Did you know that positive thinking can be dangerous?
The world is filled with different kinds of information. In the informational society today, your life can depend on “which information you select”.
And the ability to decide what is correct and what is not, is the required skill to survive in the ages to come.
Easy positive thinking such as “it seems good” or “it’s OK” can ruin you. You need to protect yourself with beliefs in your decision and “to doubt in a right way”.
Here I will tell you “what is the belief in decision?” and helpful way of thinking. This may not always be true, but I hope you use this as a reference when selecting information.
Don’t be confused by positive thinking with 7 ways
1. Learn from the history
Many of the old sayings are true to our feelings.
The ways of business and trends are changing with ages.
In Japan, it was good to “save money” in the past, but it has become risky nowadays.
On the other hand, people’s minds and body structure won’t change so easily.
Sayings such as “birds of a feather” or “he who gives to the poor, lends to the Lord” are still true today. Also, how traditional Japanese dishes are good for health is proved scientifically.
Before science has developed, humans selected what are good, and instinctively selected things are still used today. We can learn what to select by learning the history.
Here are other sayings: “Pride goes before a fall.” “The impermanence of all things.”
2. Numbers never lie
This is frequently said in management, numbers never lie.
It is people who lie, and we can make numbers tell lies. A good example is a statistic data.

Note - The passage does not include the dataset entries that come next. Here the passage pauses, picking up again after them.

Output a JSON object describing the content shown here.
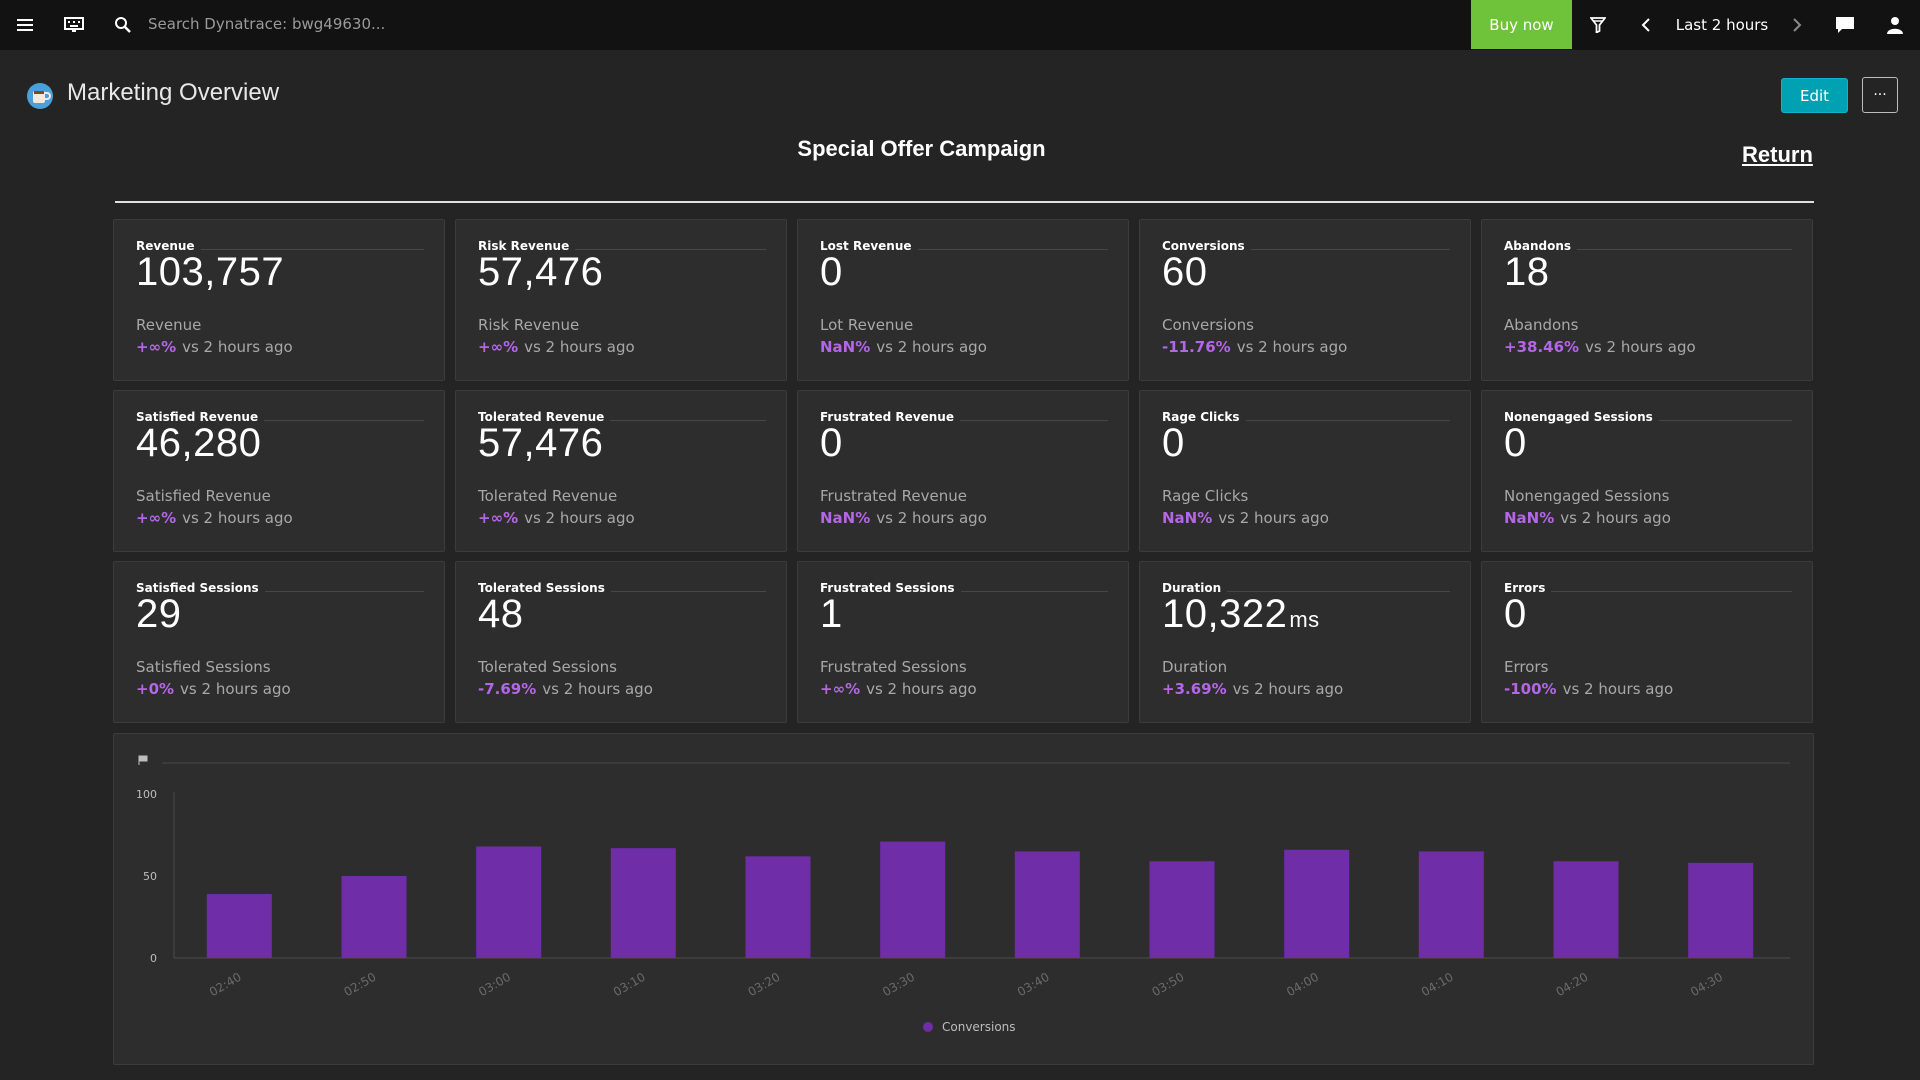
{
  "topbar": {
    "search_placeholder": "Search Dynatrace: bwg49630...",
    "buy_now": "Buy now",
    "timeframe": "Last 2 hours",
    "icons": [
      "menu-icon",
      "keyboard-icon",
      "search-icon",
      "filter-icon",
      "chevron-left-icon",
      "chevron-right-icon",
      "chat-icon",
      "user-icon"
    ]
  },
  "page": {
    "title": "Marketing Overview",
    "edit_label": "Edit",
    "more_label": "···"
  },
  "header": {
    "campaign_title": "Special Offer Campaign",
    "return_label": "Return"
  },
  "tiles": [
    {
      "title": "Revenue",
      "value": "103,757",
      "unit": "",
      "sub": "Revenue",
      "delta": "+∞%",
      "suffix": "vs 2 hours ago"
    },
    {
      "title": "Risk Revenue",
      "value": "57,476",
      "unit": "",
      "sub": "Risk Revenue",
      "delta": "+∞%",
      "suffix": "vs 2 hours ago"
    },
    {
      "title": "Lost Revenue",
      "value": "0",
      "unit": "",
      "sub": "Lot Revenue",
      "delta": "NaN%",
      "suffix": "vs 2 hours ago"
    },
    {
      "title": "Conversions",
      "value": "60",
      "unit": "",
      "sub": "Conversions",
      "delta": "-11.76%",
      "suffix": "vs 2 hours ago"
    },
    {
      "title": "Abandons",
      "value": "18",
      "unit": "",
      "sub": "Abandons",
      "delta": "+38.46%",
      "suffix": "vs 2 hours ago"
    },
    {
      "title": "Satisfied Revenue",
      "value": "46,280",
      "unit": "",
      "sub": "Satisfied Revenue",
      "delta": "+∞%",
      "suffix": "vs 2 hours ago"
    },
    {
      "title": "Tolerated Revenue",
      "value": "57,476",
      "unit": "",
      "sub": "Tolerated Revenue",
      "delta": "+∞%",
      "suffix": "vs 2 hours ago"
    },
    {
      "title": "Frustrated Revenue",
      "value": "0",
      "unit": "",
      "sub": "Frustrated Revenue",
      "delta": "NaN%",
      "suffix": "vs 2 hours ago"
    },
    {
      "title": "Rage Clicks",
      "value": "0",
      "unit": "",
      "sub": "Rage Clicks",
      "delta": "NaN%",
      "suffix": "vs 2 hours ago"
    },
    {
      "title": "Nonengaged Sessions",
      "value": "0",
      "unit": "",
      "sub": "Nonengaged Sessions",
      "delta": "NaN%",
      "suffix": "vs 2 hours ago"
    },
    {
      "title": "Satisfied Sessions",
      "value": "29",
      "unit": "",
      "sub": "Satisfied Sessions",
      "delta": "+0%",
      "suffix": "vs 2 hours ago"
    },
    {
      "title": "Tolerated Sessions",
      "value": "48",
      "unit": "",
      "sub": "Tolerated Sessions",
      "delta": "-7.69%",
      "suffix": "vs 2 hours ago"
    },
    {
      "title": "Frustrated Sessions",
      "value": "1",
      "unit": "",
      "sub": "Frustrated Sessions",
      "delta": "+∞%",
      "suffix": "vs 2 hours ago"
    },
    {
      "title": "Duration",
      "value": "10,322",
      "unit": "ms",
      "sub": "Duration",
      "delta": "+3.69%",
      "suffix": "vs 2 hours ago"
    },
    {
      "title": "Errors",
      "value": "0",
      "unit": "",
      "sub": "Errors",
      "delta": "-100%",
      "suffix": "vs 2 hours ago"
    }
  ],
  "colors": {
    "accent_purple": "#b366e6",
    "bar_purple": "#6f2da8",
    "buy_green": "#6fc33b",
    "edit_teal": "#00a1b2"
  },
  "chart_data": {
    "type": "bar",
    "categories": [
      "02:40",
      "02:50",
      "03:00",
      "03:10",
      "03:20",
      "03:30",
      "03:40",
      "03:50",
      "04:00",
      "04:10",
      "04:20",
      "04:30"
    ],
    "series": [
      {
        "name": "Conversions",
        "values": [
          39,
          50,
          68,
          67,
          62,
          71,
          65,
          59,
          66,
          65,
          59,
          58
        ]
      }
    ],
    "yticks": [
      "100",
      "50",
      "0"
    ],
    "ylim": [
      0,
      100
    ],
    "legend": "bottom-center",
    "grid": false
  }
}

Such article as “A data of 1000 people was proved by American research institute that people who eat chocolate can lose weight!” can actually mean of “a data of 1000 people who exercise regularly”, if you take a close look at it.
You can doubt the effect of chocolate, but the point is, “it is a data of 1000 people who exercise everyday, but it is still true that people who eat chocolate are thinner”.
There is an advertisement “the sales has doubled with our service”. May be it is true, but to talk of an extreme, making 10,000 yen to 20,000 yen can be said as “doubled”.
Numbers never lie, always tell us truth. How you understand it is determined by your judgment.
3. Understand in multiphase
When looking at things, it is important to evaluate in many ways.
Person A said an opinion, and Person B can say completely opposite thing. Opinions depend on values of each person. Imagine a glass half filled with water. Thing can change completely whether you think “there is ONLY half of the water left” or “there is STILL some water left”.
We tend to focus on what we can get for return, but there is always a risk before return, or return always comes after risk. There is no such thing as no-risk, high-return.
In a medical field, there is a system of “second opinion”, to have more than one personal doctor to ask for opinions. Just like it, don’t trust only one opinion.
4. Make sure by yourself
Your friend A says the restaurant was “not good”, but your friend B says the same restaurant was “very good”. Which do you trust, if you rely on both for their tastes of foods?
In such case, the best and fastest way is to “try for yourself”. Then suppose you eat at the restaurant and it was very good. Does this mean that you can’t trust friend A?
You ask a waitperson, “I have friends who loved this restaurant and who didn’t much”. Then a waitperson says,
“We recently welcomed new chef, and entirely changed our menu. We are receiving favorable comments since then.”
You can find that both were true, when you check by yourself.
5. Doubt when no one disagrees
It is dangerous to say it right because everybody says so.
Japanese, especially, has a nationality of getting into line with others, so they tend to say “Yes”, following a person with strong saying. Also they tend to spread fake news.
With Twitter or other media which is difficult to specify the source of information, false information is spread “because everybody is retweeting”.
You need to determine who “everybody” is.
6. Think who is most profitable
Information from someone always contains some purpose of a sender. A sender spreads the information because it is his advantage. Whether it is good or bad, information always give advantage to someone.
For example, a TV program tells you to put on a mask to avoid hay fever. It is not you who benefit from it by avoiding symptoms, but it is companies selling masks. Those companies pay a TV program an advertisement expenses as sponsors.
Are you really the one who most benefit from that information? Or is it a relationship of WIN-WIN between you and a sender (or media) of that information? By thinking who is making a profit, you can see the real “purpose” of the information.
7. Believe foot, not mouth
“Please leave this matter to me.” “I really love you.”
You can say anything with your mouth. If you are said “can’t you believe what I say?” don’t believe it. You can only tell whether the person is reliable or not by knowing “if he/she is acting as he/she says”.
Don’t look at “what he says” but “what he does”.
If a person says “you can surely make a profit” and not investing for himself, he is lying. There is no reason he won’t invest, if it can definitely make a profit. Make sure to ask “so you are investing too?”
A truly reliable person is who does what he says. It sounds nothing special, but if you know this you are free from stress of doubting someone for their lies.
Don’t be confused by positive thinking with 7 ways
Learn from the history
Numbers never lie
Understand in multiphase
Make sure by yourself
Doubt when no one disagrees
Think who is most profitable
Believe foot, not mouth